So it was not until 1951, at the age of 65, that Mary Richards first went to Africa and, with the encouragement of Edgar Milne-Redhead, started to collect plants for the Kew Herbarium. She made annual visits to Abercorn before setting up home there in 1958. In the years to 1974 Mary made over 29,000 collections of plants which were pressed, dried, and sent back to Kew for expert identification. These specimens form an invaluable scientific record of the botanically rich and then little known region around Mbala, and the adjacent southern highlands of Tanzania. In later years she and her long-suffering assistant Samuel Arasululu collected extensively around Arusha in northern Tanzania, often accompanied by the naturalist Desmond Vesey-Vitzgerald, who was based at the National Park.
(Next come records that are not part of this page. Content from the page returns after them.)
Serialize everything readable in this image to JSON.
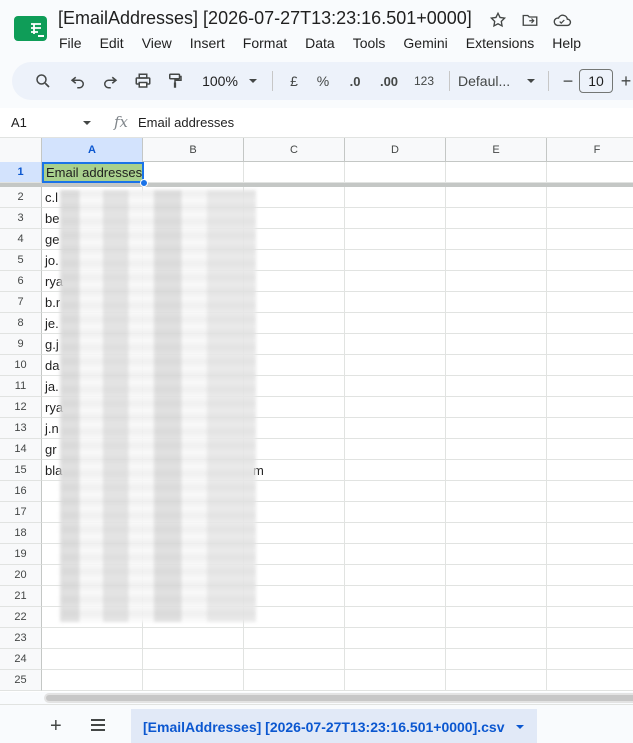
{
  "window": {
    "title": "[EmailAddresses] [2026-07-27T13:23:16.501+0000]"
  },
  "menu": [
    "File",
    "Edit",
    "View",
    "Insert",
    "Format",
    "Data",
    "Tools",
    "Gemini",
    "Extensions",
    "Help"
  ],
  "toolbar": {
    "zoom": "100%",
    "currency": "£",
    "percent": "%",
    "decrease_decimal": ".0",
    "increase_decimal": ".00",
    "number_format": "123",
    "font": "Defaul...",
    "font_size": "10",
    "minus": "−",
    "plus": "+"
  },
  "formula_bar": {
    "cell_ref": "A1",
    "fx": "fx",
    "content": "Email addresses"
  },
  "grid": {
    "columns": [
      "A",
      "B",
      "C",
      "D",
      "E",
      "F"
    ],
    "rows": [
      "1",
      "2",
      "3",
      "4",
      "5",
      "6",
      "7",
      "8",
      "9",
      "10",
      "11",
      "12",
      "13",
      "14",
      "15",
      "16",
      "17",
      "18",
      "19",
      "20",
      "21",
      "22",
      "23",
      "24",
      "25"
    ],
    "header_cell": "Email addresses",
    "data_cells": [
      "c.l",
      "be",
      "ge",
      "jo.",
      "rya",
      "b.r",
      "je.",
      "g.j",
      "da",
      "ja.",
      "rya",
      "j.n",
      "gr",
      "bla",
      "m"
    ]
  },
  "bottom": {
    "add": "+",
    "sheet_tab": "[EmailAddresses] [2026-07-27T13:23:16.501+0000].csv"
  },
  "colors": {
    "accent": "#0b57d0",
    "header_fill": "#a8d08d",
    "selection": "#1a73e8"
  }
}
Mary Richards was awarded the MBE in 1969 for services to botany, allegedly on the personal recommendation of the first president of Zambia, Kenneth Kaunda. Many of her collections were of species new to science and at least 35 plants have been named after her. Mary had always been an active field botanist - she was a member of the Botanical Exchange Club (the forerunner of the Botanical Society of the British Isles) for 55 years - and her herbarium of Welsh plants is now housed in Cardiff at the National Museums and Galleries of Wales (NMW). Her African collections are at Kew, with some duplicated in Nairobi, Harare and other institutions around the world. Some of her plants are still in the gardens at Caerynwch.